> _What the task requires_
The answer must be every line of the records below that contains the word "screenshot".
BEGIN
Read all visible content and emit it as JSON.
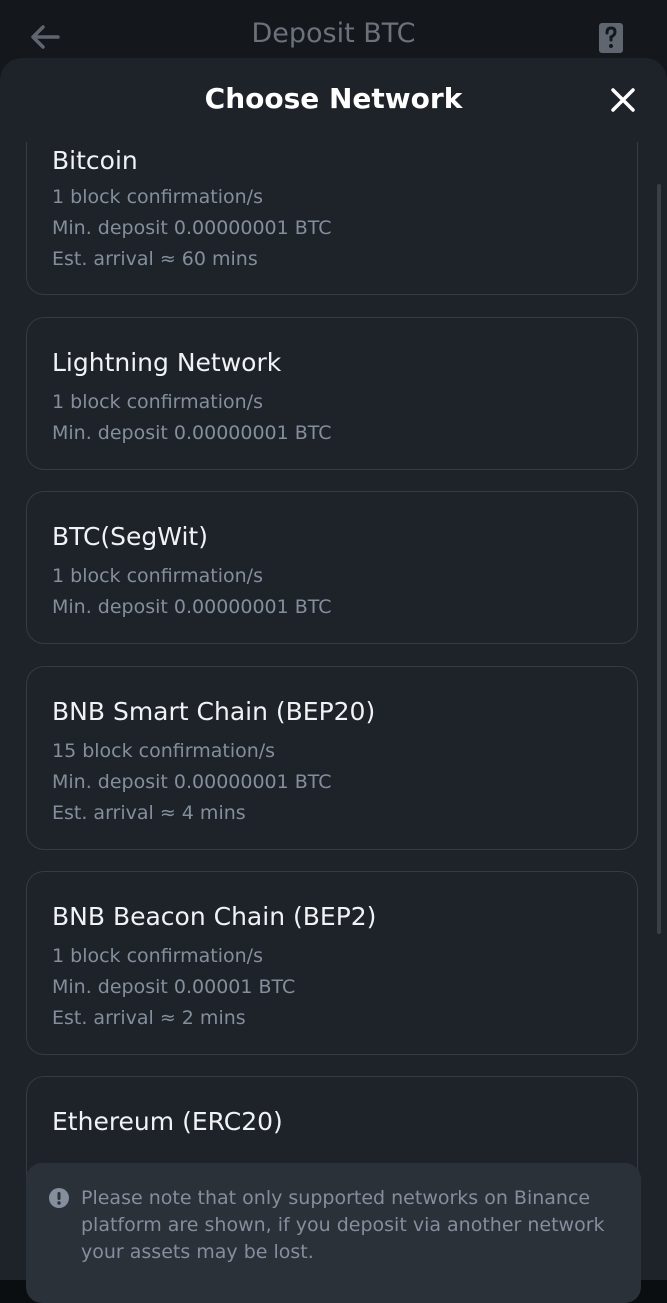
{
  "header": {
    "title": "Deposit BTC",
    "back_icon": "arrow-left-icon",
    "help_icon": "help-document-icon"
  },
  "sheet": {
    "title": "Choose Network",
    "close_icon": "close-icon"
  },
  "networks": [
    {
      "name": "Bitcoin",
      "lines": [
        "1 block confirmation/s",
        "Min. deposit 0.00000001 BTC",
        "Est. arrival ≈ 60 mins"
      ]
    },
    {
      "name": "Lightning Network",
      "lines": [
        "1 block confirmation/s",
        "Min. deposit 0.00000001 BTC"
      ]
    },
    {
      "name": "BTC(SegWit)",
      "lines": [
        "1 block confirmation/s",
        "Min. deposit 0.00000001 BTC"
      ]
    },
    {
      "name": "BNB Smart Chain (BEP20)",
      "lines": [
        "15 block confirmation/s",
        "Min. deposit 0.00000001 BTC",
        "Est. arrival ≈ 4 mins"
      ]
    },
    {
      "name": "BNB Beacon Chain (BEP2)",
      "lines": [
        "1 block confirmation/s",
        "Min. deposit 0.00001 BTC",
        "Est. arrival ≈ 2 mins"
      ]
    },
    {
      "name": "Ethereum (ERC20)",
      "lines": []
    }
  ],
  "notice": {
    "icon": "info-icon",
    "text": "Please note that only supported networks on Binance platform are shown, if you deposit via another network your assets may be lost."
  },
  "colors": {
    "background": "#0b0e11",
    "sheet": "#1e2329",
    "card_border": "#363b42",
    "secondary_text": "#848e9c",
    "notice_bg": "#2b3139"
  }
}
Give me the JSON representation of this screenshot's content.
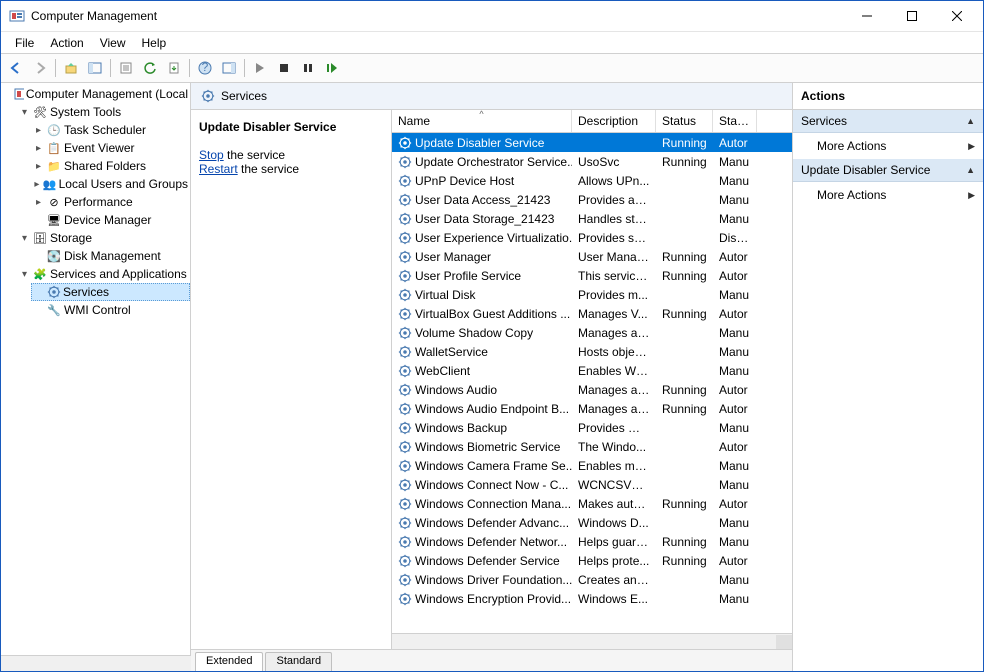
{
  "window": {
    "title": "Computer Management"
  },
  "menu": {
    "file": "File",
    "action": "Action",
    "view": "View",
    "help": "Help"
  },
  "tree": {
    "root": "Computer Management (Local",
    "systemTools": "System Tools",
    "taskScheduler": "Task Scheduler",
    "eventViewer": "Event Viewer",
    "sharedFolders": "Shared Folders",
    "localUsers": "Local Users and Groups",
    "performance": "Performance",
    "deviceManager": "Device Manager",
    "storage": "Storage",
    "diskManagement": "Disk Management",
    "servicesApps": "Services and Applications",
    "services": "Services",
    "wmi": "WMI Control"
  },
  "center": {
    "title": "Services",
    "detailTitle": "Update Disabler Service",
    "stop": "Stop",
    "stopRest": " the service",
    "restart": "Restart",
    "restartRest": " the service"
  },
  "columns": {
    "name": "Name",
    "description": "Description",
    "status": "Status",
    "startup": "Startu"
  },
  "tabs": {
    "extended": "Extended",
    "standard": "Standard"
  },
  "actions": {
    "header": "Actions",
    "group1": "Services",
    "group2": "Update Disabler Service",
    "more": "More Actions"
  },
  "services": [
    {
      "name": "Update Disabler Service",
      "desc": "",
      "status": "Running",
      "start": "Autor",
      "selected": true
    },
    {
      "name": "Update Orchestrator Service...",
      "desc": "UsoSvc",
      "status": "Running",
      "start": "Manu"
    },
    {
      "name": "UPnP Device Host",
      "desc": "Allows UPn...",
      "status": "",
      "start": "Manu"
    },
    {
      "name": "User Data Access_21423",
      "desc": "Provides ap...",
      "status": "",
      "start": "Manu"
    },
    {
      "name": "User Data Storage_21423",
      "desc": "Handles sto...",
      "status": "",
      "start": "Manu"
    },
    {
      "name": "User Experience Virtualizatio...",
      "desc": "Provides su...",
      "status": "",
      "start": "Disabl"
    },
    {
      "name": "User Manager",
      "desc": "User Manag...",
      "status": "Running",
      "start": "Autor"
    },
    {
      "name": "User Profile Service",
      "desc": "This service ...",
      "status": "Running",
      "start": "Autor"
    },
    {
      "name": "Virtual Disk",
      "desc": "Provides m...",
      "status": "",
      "start": "Manu"
    },
    {
      "name": "VirtualBox Guest Additions ...",
      "desc": "Manages V...",
      "status": "Running",
      "start": "Autor"
    },
    {
      "name": "Volume Shadow Copy",
      "desc": "Manages an...",
      "status": "",
      "start": "Manu"
    },
    {
      "name": "WalletService",
      "desc": "Hosts objec...",
      "status": "",
      "start": "Manu"
    },
    {
      "name": "WebClient",
      "desc": "Enables Win...",
      "status": "",
      "start": "Manu"
    },
    {
      "name": "Windows Audio",
      "desc": "Manages au...",
      "status": "Running",
      "start": "Autor"
    },
    {
      "name": "Windows Audio Endpoint B...",
      "desc": "Manages au...",
      "status": "Running",
      "start": "Autor"
    },
    {
      "name": "Windows Backup",
      "desc": "Provides Wi...",
      "status": "",
      "start": "Manu"
    },
    {
      "name": "Windows Biometric Service",
      "desc": "The Windo...",
      "status": "",
      "start": "Autor"
    },
    {
      "name": "Windows Camera Frame Se...",
      "desc": "Enables mul...",
      "status": "",
      "start": "Manu"
    },
    {
      "name": "Windows Connect Now - C...",
      "desc": "WCNCSVC ...",
      "status": "",
      "start": "Manu"
    },
    {
      "name": "Windows Connection Mana...",
      "desc": "Makes auto...",
      "status": "Running",
      "start": "Autor"
    },
    {
      "name": "Windows Defender Advanc...",
      "desc": "Windows D...",
      "status": "",
      "start": "Manu"
    },
    {
      "name": "Windows Defender Networ...",
      "desc": "Helps guard...",
      "status": "Running",
      "start": "Manu"
    },
    {
      "name": "Windows Defender Service",
      "desc": "Helps prote...",
      "status": "Running",
      "start": "Autor"
    },
    {
      "name": "Windows Driver Foundation...",
      "desc": "Creates and...",
      "status": "",
      "start": "Manu"
    },
    {
      "name": "Windows Encryption Provid...",
      "desc": "Windows E...",
      "status": "",
      "start": "Manu"
    }
  ]
}
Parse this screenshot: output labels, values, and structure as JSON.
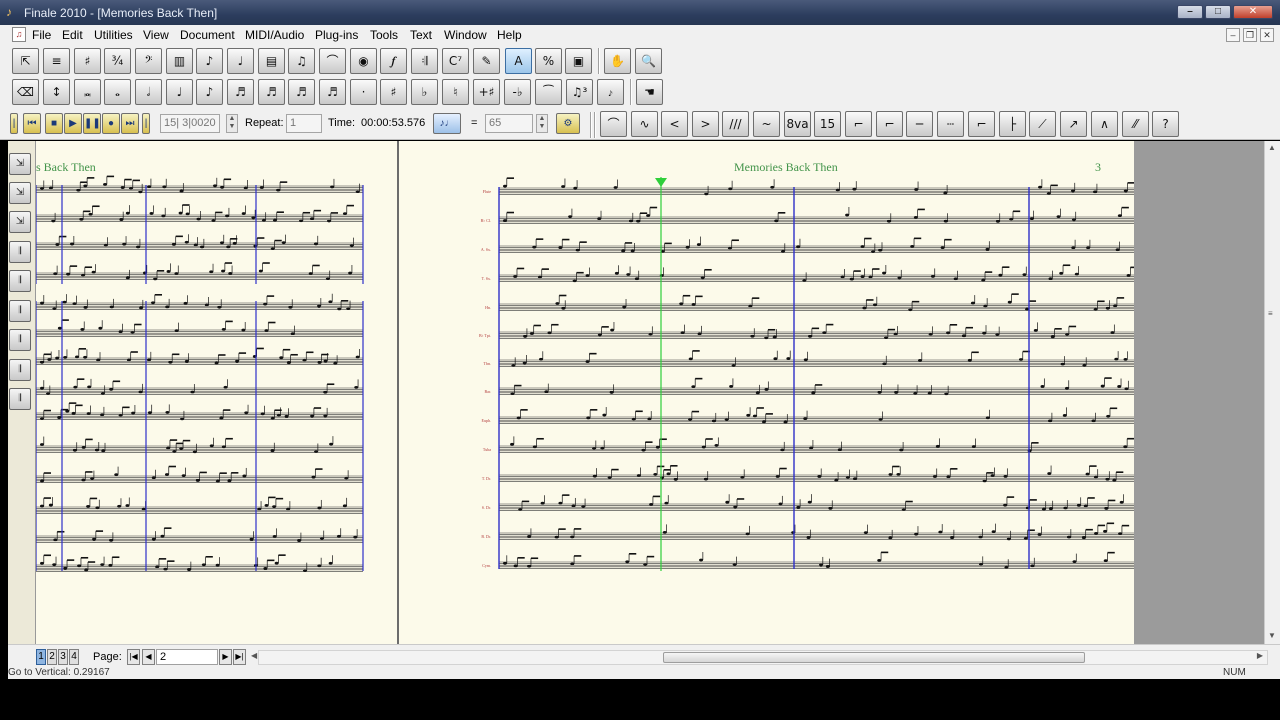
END
> _Finished task_
Give me the JSON representation of this screenshot's content.
Parse this screenshot: output labels, values, and structure as JSON.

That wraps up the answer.